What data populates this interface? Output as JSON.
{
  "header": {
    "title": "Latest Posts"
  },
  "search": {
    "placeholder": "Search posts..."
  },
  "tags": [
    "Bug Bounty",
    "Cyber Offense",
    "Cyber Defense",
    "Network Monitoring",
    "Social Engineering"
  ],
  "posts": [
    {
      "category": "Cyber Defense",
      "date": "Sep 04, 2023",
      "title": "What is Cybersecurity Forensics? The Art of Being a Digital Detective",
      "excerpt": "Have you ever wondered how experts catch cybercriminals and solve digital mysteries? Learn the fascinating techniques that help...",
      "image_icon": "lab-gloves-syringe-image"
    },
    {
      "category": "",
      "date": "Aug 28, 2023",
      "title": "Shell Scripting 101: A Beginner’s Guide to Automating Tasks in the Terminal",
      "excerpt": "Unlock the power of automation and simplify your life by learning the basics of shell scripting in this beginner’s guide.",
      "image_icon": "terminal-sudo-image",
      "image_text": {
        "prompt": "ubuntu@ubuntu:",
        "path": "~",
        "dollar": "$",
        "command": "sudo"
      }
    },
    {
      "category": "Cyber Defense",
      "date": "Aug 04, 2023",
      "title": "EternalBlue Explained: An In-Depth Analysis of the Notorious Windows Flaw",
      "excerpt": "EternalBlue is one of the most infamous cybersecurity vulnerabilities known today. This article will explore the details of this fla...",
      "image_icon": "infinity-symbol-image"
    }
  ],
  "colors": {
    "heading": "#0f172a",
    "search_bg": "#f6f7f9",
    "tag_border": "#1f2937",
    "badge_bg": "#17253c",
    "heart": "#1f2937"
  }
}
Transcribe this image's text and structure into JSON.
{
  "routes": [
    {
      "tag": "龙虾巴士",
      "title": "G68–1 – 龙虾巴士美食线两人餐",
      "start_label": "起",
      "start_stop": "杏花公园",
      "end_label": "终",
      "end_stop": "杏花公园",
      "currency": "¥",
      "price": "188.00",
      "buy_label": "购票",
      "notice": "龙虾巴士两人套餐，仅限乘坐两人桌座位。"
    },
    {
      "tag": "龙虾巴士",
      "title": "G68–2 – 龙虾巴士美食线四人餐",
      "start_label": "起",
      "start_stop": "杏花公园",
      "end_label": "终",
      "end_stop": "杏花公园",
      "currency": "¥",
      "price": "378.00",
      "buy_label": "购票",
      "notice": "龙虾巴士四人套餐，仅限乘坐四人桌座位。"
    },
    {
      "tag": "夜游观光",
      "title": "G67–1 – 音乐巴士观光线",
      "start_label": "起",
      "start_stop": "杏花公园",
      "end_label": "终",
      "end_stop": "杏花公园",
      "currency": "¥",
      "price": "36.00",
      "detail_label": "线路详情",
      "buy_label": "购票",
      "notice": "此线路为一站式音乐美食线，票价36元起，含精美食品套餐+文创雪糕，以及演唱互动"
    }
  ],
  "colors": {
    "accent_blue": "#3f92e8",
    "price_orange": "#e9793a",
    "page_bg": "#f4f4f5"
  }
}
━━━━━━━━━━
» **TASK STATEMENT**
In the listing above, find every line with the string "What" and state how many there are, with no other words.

» **ANSWER SECTION**
2